It was great to see The Project's Carrie Bickmore use her TV WEEK Gold Logie acceptance speech to raise awareness of an issue that affects so many people. Nominations for the 2016 Australian of the Year Awards are now open and if you know of someone going above and beyond, give them the recognition they deserve! #beaniesforbraincancer www.australianoftheyear.org.au/nominate Read More →
Give it a go
It's National Youth Week and the theme for 2015 is 'It starts with us'. Genevieve Clay-Smith, 2015 NSW Young Australian of the Year, saids 'changing the world doesn't look like one person changing the lives of millions of people".
"It looks like millions of people changing one life at a time. Changing the world starts with each of us thinking more broadly about how we, as individuals, can make the world a better place in our immediate spheres of influence.
No matter what industry you are in, you can change someone’s world, you can make a difference.
I came from humble beginnings, raised by a single mother in working class Newcastle, I had no intentions of becoming a filmmaker or a social entrepreneur. I didn’t think I was capable of much, in fact, I vastly underestimated my potential. In fact I didn’t know what I was capable of until I tried stepping out and taking risks.
For me, I wanted to change my industry, the film industry, simply through including people who wouldn’t otherwise, have the opportunity to participate in filmmaking. I found out that I didn’t have to be special or talented to do this, I just had to give it a go and not listen to other people’s opinions or my own self-doubt.
While I was at University I found work as a documentary filmmaker for Down Syndrome NSW and while working in this capacity, I met Gerard O’Dwyer, a young man with Down Syndrome, who’s dream it was to become an actor. When I first met him, he made it very clear, he didn’t greet me with hello, he greeted me with “…But soft what light through yonder window breaks, it is the east and Juliette is the sun…” and the rest.
Through Gerard’s life he had been vastly underestimated, who was going to help him achieve his goal of acting? As I pondered this question, a bright idea entered my heart, a miracle, why don’t I make a film?
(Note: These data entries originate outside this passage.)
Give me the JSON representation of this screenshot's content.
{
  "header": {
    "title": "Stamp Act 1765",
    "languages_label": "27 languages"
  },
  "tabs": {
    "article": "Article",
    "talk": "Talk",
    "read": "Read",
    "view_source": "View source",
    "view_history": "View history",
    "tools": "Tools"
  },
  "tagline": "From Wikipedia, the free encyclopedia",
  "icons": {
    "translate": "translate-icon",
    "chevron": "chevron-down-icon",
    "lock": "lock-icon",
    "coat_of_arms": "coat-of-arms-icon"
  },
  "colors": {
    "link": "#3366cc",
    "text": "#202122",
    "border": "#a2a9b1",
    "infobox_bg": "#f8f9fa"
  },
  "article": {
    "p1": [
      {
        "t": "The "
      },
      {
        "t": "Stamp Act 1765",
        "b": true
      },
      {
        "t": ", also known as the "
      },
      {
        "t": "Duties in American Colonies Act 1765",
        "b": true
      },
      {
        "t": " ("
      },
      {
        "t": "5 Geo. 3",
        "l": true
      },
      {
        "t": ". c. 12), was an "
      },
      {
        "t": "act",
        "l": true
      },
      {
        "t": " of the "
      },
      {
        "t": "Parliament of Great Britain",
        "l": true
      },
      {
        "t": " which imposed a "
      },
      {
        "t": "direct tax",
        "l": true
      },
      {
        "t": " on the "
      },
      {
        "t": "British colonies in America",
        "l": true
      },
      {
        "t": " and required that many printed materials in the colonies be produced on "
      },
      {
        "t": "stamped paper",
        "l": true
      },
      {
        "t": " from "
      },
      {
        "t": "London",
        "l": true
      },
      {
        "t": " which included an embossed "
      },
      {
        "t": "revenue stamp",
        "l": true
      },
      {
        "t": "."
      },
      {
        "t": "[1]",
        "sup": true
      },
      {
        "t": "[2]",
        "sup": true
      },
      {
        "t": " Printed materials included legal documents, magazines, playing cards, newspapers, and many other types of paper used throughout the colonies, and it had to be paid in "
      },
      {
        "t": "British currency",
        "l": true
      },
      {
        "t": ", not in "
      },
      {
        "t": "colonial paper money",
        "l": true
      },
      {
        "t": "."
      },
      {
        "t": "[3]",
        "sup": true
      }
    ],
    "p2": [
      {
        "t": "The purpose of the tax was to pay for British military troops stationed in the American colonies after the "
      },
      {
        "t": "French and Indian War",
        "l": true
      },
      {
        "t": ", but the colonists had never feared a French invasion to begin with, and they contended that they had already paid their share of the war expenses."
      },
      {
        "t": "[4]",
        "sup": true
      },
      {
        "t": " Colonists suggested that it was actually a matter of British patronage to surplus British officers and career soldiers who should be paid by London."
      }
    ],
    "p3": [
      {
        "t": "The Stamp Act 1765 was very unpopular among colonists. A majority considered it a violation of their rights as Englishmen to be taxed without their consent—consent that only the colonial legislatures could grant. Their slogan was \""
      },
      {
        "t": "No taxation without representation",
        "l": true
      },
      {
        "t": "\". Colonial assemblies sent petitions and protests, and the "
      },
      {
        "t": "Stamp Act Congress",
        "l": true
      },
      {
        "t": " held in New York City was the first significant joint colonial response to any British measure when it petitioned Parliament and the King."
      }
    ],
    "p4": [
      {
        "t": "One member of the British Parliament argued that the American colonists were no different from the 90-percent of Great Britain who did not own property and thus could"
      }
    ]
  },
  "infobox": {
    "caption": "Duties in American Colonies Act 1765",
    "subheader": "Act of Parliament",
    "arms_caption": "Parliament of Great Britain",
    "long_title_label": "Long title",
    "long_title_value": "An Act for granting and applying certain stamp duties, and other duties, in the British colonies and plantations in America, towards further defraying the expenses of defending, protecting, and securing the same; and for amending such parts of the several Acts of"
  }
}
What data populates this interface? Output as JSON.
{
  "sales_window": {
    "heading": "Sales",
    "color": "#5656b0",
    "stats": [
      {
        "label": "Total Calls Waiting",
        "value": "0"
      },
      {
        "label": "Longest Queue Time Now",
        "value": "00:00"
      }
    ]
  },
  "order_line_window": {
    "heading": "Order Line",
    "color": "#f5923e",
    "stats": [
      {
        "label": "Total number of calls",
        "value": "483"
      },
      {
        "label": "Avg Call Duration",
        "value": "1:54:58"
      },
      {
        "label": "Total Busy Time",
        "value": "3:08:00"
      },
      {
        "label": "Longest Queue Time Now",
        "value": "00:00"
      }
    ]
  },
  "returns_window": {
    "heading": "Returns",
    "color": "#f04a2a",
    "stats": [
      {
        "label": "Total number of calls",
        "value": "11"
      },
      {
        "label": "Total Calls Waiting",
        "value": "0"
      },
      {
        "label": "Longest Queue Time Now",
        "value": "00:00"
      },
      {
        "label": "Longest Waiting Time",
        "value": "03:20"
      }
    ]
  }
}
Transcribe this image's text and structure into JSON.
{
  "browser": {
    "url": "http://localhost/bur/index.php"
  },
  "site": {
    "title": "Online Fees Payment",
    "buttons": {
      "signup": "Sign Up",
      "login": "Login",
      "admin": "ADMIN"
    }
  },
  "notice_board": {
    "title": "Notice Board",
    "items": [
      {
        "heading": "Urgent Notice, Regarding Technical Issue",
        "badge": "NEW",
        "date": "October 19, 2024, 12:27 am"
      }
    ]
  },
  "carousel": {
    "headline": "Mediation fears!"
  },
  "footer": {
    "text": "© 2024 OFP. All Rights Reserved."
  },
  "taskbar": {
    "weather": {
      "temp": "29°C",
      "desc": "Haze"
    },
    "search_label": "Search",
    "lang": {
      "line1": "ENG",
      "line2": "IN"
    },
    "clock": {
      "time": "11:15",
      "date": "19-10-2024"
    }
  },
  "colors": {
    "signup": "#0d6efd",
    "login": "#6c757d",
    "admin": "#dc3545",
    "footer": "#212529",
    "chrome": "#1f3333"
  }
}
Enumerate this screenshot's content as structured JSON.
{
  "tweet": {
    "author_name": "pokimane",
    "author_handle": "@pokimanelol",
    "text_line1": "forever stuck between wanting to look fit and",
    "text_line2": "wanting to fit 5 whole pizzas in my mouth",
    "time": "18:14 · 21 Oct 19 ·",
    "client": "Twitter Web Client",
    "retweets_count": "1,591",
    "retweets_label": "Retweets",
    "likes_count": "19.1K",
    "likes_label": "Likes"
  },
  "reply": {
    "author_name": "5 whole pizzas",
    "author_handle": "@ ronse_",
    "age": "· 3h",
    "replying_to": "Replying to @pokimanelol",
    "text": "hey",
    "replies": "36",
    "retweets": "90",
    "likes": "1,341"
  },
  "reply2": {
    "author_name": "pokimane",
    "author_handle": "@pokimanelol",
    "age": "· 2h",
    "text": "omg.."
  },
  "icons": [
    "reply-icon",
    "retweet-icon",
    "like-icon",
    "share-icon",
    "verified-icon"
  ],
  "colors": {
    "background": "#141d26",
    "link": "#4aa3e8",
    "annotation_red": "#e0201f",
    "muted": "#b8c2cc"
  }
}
So I did. And on this journey of making a short film starring Gerard, I was ethically driven to also include people with disabilities in helping to make the film too. I believed the process of making the film, was just as important as the end result. If we were making a film about a person with a disability, it needed to be made with people with disabilities too. So, I held a filmmaking workshop in my friends lounge room, for five people with disabilities who then fulfilled crew roles on the film.
That film was Be My Brother, it won first place at Tropfest in 2009 and Gerard walked away with best actor. It was the first time that a film made by people with disabilities, about people with disabilities had won a mainstream film festival competition.
Out of this success, I co-founded the not-for-profit organisaiton, Bus Stop Films, and since then, then, we have made 6 inclusive films, all made with, for and about people from marginalised communities. We hold weekly filmmaking workshops, provide work experience and employment opportunities for people with a disability in the film industry.
It just took one leap of faith to make a film, and the rest is history.
My message to all young people with an idea, is give it a go, you’ll never know what you’re capable of until you try".